A group of Angus school children turned grouse beaters for a day yesterday (Tues) as they followed the fascinating journey of local game from the hilltop to the dinner plate.
Health experts have identified a worrying disconnection in Britain between food consumed and where it comes from- not something that can be levelled at Cortachy Primary School pupils.
The visit was the culmination of three trips to Glen Prosen estate for the kids, who have been discovering how foods such as grouse, rabbit, lamb and venison are produced.
Thanks to the gamekeeping staff, the youngsters have observed the life cycle of iconic moorland species such as red grouse and Curlew, at different stages of the year over the heather moor.
Yesterday’s visit was the finale, with the children participating in a mock grouse drive before visiting the game larder and finally tasting the delicious produce for themselves.
Chefs from local firm Sinclair’s Catering Ltd were on hand to cook grouse, venison and rabbit for the children, using a harvestable surplus straight from the hills they had walked over earlier.
Glen Prosen Estate Head Gamekeeper Bruce Cooper, a member of Angus Glens Moorland Group, said: “It has been great having the children here, watching them connect with nature and letting them see, first hand, the management that produces the food on the table.
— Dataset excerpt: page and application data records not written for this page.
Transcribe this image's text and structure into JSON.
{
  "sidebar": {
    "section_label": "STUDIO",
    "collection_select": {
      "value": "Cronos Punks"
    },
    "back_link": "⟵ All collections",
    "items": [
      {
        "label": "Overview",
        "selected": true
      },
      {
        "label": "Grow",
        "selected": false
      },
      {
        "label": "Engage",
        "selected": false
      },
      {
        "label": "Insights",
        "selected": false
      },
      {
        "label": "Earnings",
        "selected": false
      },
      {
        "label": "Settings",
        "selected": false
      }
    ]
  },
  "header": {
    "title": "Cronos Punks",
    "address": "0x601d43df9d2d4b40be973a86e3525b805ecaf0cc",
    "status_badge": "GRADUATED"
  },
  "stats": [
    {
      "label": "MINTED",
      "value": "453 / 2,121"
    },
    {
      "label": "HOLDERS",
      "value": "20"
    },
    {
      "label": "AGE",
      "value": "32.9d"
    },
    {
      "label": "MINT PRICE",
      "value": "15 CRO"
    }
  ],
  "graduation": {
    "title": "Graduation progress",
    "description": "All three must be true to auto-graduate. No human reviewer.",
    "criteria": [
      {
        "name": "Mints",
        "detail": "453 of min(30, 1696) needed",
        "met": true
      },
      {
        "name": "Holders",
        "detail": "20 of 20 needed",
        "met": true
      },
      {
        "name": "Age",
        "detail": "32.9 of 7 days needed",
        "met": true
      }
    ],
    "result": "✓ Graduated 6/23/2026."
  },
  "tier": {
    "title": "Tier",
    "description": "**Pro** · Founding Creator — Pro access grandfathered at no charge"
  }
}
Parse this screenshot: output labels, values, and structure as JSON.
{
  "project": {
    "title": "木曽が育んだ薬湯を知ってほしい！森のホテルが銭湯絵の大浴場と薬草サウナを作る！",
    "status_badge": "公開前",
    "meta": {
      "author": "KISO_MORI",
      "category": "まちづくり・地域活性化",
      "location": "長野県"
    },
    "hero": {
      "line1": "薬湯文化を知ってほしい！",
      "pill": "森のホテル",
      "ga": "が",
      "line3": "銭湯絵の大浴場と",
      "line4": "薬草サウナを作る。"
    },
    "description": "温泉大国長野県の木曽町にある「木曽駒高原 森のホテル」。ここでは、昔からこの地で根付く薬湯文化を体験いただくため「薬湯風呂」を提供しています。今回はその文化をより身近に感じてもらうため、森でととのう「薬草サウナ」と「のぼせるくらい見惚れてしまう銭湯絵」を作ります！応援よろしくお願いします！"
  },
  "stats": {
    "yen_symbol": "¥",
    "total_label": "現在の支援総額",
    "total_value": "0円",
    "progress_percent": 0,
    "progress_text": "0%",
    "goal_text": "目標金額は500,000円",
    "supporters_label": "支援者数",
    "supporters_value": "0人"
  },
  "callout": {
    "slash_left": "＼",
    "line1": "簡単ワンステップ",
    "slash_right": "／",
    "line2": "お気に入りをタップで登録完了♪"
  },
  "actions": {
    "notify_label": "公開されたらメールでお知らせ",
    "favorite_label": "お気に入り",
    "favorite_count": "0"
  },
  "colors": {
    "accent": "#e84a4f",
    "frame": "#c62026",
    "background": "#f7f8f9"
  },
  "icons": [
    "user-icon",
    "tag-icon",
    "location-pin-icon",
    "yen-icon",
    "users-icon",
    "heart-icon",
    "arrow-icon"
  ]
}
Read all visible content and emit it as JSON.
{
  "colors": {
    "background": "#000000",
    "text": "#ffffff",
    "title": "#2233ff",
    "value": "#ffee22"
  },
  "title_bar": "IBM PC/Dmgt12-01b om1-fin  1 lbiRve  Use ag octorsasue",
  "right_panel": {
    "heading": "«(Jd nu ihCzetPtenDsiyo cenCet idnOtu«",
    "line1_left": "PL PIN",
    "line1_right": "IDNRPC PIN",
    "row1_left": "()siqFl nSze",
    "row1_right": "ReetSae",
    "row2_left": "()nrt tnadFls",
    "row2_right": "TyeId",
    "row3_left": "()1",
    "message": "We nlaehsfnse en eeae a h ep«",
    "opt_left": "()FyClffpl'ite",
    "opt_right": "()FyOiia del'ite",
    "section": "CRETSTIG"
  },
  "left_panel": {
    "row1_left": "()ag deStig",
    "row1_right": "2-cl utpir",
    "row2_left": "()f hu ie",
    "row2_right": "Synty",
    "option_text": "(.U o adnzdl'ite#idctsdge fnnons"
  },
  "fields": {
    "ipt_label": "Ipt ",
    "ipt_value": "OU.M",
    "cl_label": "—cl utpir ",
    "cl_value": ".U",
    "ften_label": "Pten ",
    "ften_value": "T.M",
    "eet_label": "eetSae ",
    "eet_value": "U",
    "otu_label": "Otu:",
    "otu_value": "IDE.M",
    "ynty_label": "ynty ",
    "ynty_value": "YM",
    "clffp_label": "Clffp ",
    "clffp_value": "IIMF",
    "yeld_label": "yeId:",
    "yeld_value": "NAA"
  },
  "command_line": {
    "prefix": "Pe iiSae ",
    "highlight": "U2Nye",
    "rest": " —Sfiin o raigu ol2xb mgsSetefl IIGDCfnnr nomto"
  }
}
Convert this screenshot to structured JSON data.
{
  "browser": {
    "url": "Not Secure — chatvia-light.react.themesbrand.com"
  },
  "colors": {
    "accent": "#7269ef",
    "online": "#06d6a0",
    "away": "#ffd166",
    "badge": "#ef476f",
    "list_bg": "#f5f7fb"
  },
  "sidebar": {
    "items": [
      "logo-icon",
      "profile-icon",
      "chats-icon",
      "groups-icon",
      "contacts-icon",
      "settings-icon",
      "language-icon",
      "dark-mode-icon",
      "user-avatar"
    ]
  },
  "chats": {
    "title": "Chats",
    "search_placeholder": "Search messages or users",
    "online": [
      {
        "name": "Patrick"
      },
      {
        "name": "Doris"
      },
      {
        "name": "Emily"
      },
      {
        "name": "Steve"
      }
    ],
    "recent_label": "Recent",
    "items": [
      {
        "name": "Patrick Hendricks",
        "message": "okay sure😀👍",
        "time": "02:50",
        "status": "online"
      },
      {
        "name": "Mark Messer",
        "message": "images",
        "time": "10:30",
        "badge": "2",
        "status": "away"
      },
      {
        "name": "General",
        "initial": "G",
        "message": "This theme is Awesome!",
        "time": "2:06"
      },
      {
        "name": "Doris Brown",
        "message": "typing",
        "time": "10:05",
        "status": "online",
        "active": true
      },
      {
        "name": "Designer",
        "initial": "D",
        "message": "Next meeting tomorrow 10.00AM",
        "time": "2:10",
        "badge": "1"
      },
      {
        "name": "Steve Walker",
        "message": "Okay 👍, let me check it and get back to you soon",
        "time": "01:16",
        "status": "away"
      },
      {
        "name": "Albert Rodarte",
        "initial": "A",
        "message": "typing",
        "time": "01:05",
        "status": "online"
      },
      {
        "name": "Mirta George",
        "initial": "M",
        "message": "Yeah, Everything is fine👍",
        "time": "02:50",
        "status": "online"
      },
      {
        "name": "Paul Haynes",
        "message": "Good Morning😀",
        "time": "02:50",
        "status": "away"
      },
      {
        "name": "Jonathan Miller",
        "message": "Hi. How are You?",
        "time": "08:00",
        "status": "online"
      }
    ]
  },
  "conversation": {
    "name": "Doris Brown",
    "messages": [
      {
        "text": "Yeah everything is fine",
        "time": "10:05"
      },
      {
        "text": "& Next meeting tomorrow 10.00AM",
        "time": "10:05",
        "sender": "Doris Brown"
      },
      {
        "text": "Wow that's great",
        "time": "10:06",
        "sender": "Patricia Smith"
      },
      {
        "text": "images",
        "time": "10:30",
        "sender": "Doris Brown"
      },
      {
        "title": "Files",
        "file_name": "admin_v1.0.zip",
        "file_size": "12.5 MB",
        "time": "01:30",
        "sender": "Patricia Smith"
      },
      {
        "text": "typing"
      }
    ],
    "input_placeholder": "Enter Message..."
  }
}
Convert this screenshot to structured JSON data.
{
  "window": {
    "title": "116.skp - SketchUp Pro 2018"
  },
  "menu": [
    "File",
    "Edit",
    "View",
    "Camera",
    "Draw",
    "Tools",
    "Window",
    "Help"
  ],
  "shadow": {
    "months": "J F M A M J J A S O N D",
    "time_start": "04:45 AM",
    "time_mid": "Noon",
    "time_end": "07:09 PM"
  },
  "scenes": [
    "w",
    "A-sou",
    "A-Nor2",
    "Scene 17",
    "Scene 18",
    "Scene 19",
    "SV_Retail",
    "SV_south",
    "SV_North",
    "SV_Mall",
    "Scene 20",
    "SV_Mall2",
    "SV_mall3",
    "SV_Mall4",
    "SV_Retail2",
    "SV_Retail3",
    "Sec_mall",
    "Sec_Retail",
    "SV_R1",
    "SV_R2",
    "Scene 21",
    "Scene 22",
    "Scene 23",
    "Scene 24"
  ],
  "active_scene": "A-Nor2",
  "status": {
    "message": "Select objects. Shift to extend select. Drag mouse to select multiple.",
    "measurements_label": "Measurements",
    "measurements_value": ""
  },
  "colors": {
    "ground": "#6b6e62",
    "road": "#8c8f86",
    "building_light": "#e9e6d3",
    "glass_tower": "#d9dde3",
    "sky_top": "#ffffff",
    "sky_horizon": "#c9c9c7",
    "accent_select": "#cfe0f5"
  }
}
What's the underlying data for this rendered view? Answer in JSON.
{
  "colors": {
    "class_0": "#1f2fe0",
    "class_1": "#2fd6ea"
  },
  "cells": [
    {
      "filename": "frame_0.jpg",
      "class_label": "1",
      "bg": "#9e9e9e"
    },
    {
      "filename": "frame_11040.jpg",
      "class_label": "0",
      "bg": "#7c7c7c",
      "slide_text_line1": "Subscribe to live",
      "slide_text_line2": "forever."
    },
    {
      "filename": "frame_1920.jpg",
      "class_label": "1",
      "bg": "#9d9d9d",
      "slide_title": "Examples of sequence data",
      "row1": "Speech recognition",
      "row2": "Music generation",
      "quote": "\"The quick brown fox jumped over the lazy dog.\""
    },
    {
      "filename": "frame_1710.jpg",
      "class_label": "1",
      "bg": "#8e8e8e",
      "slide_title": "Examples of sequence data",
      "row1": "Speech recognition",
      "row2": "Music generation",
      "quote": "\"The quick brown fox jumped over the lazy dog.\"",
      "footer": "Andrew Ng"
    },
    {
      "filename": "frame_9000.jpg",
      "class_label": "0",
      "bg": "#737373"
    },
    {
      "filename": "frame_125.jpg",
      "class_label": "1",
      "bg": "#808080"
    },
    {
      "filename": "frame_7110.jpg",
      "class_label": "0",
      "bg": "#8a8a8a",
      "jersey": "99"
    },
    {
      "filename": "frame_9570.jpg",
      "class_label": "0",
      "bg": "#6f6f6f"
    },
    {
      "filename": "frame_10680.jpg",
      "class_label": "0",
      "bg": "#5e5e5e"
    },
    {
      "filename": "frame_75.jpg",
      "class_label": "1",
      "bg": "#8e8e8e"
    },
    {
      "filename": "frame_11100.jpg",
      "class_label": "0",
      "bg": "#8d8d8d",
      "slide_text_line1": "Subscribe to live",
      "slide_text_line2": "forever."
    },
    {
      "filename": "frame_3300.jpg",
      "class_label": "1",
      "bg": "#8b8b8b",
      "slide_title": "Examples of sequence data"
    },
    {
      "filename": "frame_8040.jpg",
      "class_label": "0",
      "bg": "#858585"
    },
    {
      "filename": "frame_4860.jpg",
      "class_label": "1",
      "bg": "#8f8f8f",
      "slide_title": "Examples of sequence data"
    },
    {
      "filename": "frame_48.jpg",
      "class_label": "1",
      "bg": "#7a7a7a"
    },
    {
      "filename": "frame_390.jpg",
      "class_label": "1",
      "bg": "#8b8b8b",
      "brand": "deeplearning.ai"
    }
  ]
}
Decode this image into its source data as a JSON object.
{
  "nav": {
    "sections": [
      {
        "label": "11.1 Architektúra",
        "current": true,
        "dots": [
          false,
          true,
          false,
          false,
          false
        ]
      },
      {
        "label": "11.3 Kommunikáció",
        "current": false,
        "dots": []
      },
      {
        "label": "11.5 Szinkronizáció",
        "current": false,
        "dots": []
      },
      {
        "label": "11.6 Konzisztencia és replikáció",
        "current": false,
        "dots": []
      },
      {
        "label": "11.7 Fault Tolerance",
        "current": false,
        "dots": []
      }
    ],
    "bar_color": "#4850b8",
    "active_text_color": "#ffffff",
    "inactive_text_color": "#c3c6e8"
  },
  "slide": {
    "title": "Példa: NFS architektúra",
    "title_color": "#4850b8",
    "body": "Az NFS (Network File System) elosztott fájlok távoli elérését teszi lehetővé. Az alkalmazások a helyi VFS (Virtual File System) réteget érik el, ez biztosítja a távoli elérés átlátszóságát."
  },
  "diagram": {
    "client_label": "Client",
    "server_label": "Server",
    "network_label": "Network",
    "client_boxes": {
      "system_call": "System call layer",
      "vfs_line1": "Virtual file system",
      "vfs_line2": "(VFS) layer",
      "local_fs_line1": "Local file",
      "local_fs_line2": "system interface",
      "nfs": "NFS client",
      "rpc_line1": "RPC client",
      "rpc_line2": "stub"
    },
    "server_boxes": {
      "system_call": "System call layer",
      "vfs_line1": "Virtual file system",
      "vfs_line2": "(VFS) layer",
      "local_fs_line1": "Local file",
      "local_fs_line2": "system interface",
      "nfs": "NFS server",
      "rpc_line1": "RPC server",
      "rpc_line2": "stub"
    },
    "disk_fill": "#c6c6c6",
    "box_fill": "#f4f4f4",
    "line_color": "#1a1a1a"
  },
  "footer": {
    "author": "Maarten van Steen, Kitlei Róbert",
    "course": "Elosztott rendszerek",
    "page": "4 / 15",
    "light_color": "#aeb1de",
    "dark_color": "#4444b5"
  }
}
In May, they saw the variety of wildlife on the moor, the wading birds were displaying and flying around. Then in the early summer, they saw some of the chicks and learned why the chicks need protection from the things that eat them, in order to survive.
“Yesterday they learned about how the game is harvested, which is really important. It its very easy to lose the connection between food and how it gets to the plate. Even for adults, it is so much easier now to grab something quickly from a supermarket.”
A survey in Britain in 2013 highlighted the need for greater education about the origins of food, with almost a third of kids questioned believing cheese came from plants.
Yesterday’s visit saw the local children take to the moors to simulate driving the grouse and meet the working dogs who recover the game on shoot days.
Pre-shot grouse were laid around the butts to be discovered by the mock mini ‘shoot party’.
And, after a visit to the state-of-the-art larder facility, where local venison and rabbit were being stored, the kids had the opportunity to taste some of the lean, organic produce.
Lucy Sinclair from Sinclair’s Catering said: “It was a delight to cook for the children. Hopefully they will ask for game at home now and encourage more families to add it to their shopping basket.
“Eating local game is a great way to eat seasonally. There is no additives. Game is low in fat and high in iron as well as tasting delicious.”
Lynn Shellard, Head Teacher at Cortachy Primary School believes the experience has been enriching for the kids.
“Glen Prosen Estate has provided excellent opportunities for our pupils to develop their skills for learning, life and work in motivating contexts for learning. The superb Estate staff have provided well-planned and engaging opportunities for our learners to develop their knowledge and understanding of the local environment and an awareness of the world of work.”